### TASK DESCRIPTION
All lines holding the word "icon" are to be copied from the records beneath.
****
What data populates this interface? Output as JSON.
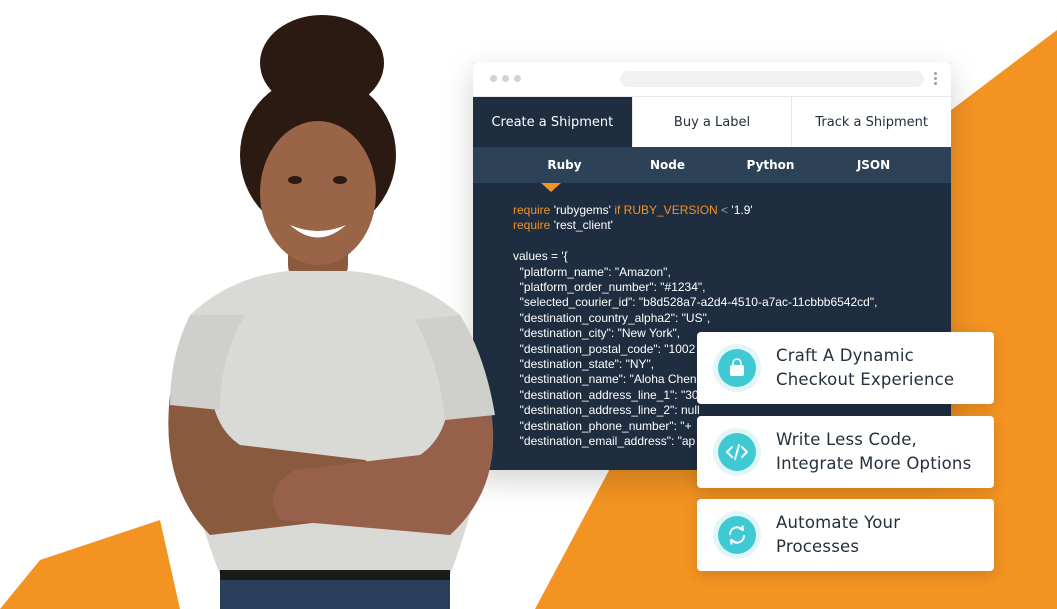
{
  "tabs": [
    {
      "label": "Create a Shipment",
      "active": true
    },
    {
      "label": "Buy a Label",
      "active": false
    },
    {
      "label": "Track a Shipment",
      "active": false
    }
  ],
  "languages": [
    "Ruby",
    "Node",
    "Python",
    "JSON"
  ],
  "selected_language": "Ruby",
  "code": {
    "line1": {
      "kw": "require",
      "str": "'rubygems'",
      "kw2": "if",
      "const": "RUBY_VERSION",
      "op": "<",
      "ver": "'1.9'"
    },
    "line2": {
      "kw": "require",
      "str": "'rest_client'"
    },
    "values_open": "values = '{",
    "fields": [
      "\"platform_name\": \"Amazon\",",
      "\"platform_order_number\": \"#1234\",",
      "\"selected_courier_id\": \"b8d528a7-a2d4-4510-a7ac-11cbbb6542cd\",",
      "\"destination_country_alpha2\": \"US\",",
      "\"destination_city\": \"New York\",",
      "\"destination_postal_code\": \"1002",
      "\"destination_state\": \"NY\",",
      "\"destination_name\": \"Aloha Chen",
      "\"destination_address_line_1\": \"30",
      "\"destination_address_line_2\": null",
      "\"destination_phone_number\": \"+",
      "\"destination_email_address\": \"ap"
    ]
  },
  "features": [
    {
      "icon": "shopping-bag-icon",
      "line1": "Craft A Dynamic",
      "line2": "Checkout Experience"
    },
    {
      "icon": "code-icon",
      "line1": "Write Less Code,",
      "line2": "Integrate More Options"
    },
    {
      "icon": "refresh-icon",
      "line1": "Automate Your",
      "line2": "Processes"
    }
  ],
  "colors": {
    "accent_orange": "#f39322",
    "navy": "#1e2d3f",
    "teal": "#3fc9d3"
  }
}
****
### RESULT OF THIS EXERCISE
      "icon": "shopping-bag-icon",
      "icon": "code-icon",
      "icon": "refresh-icon",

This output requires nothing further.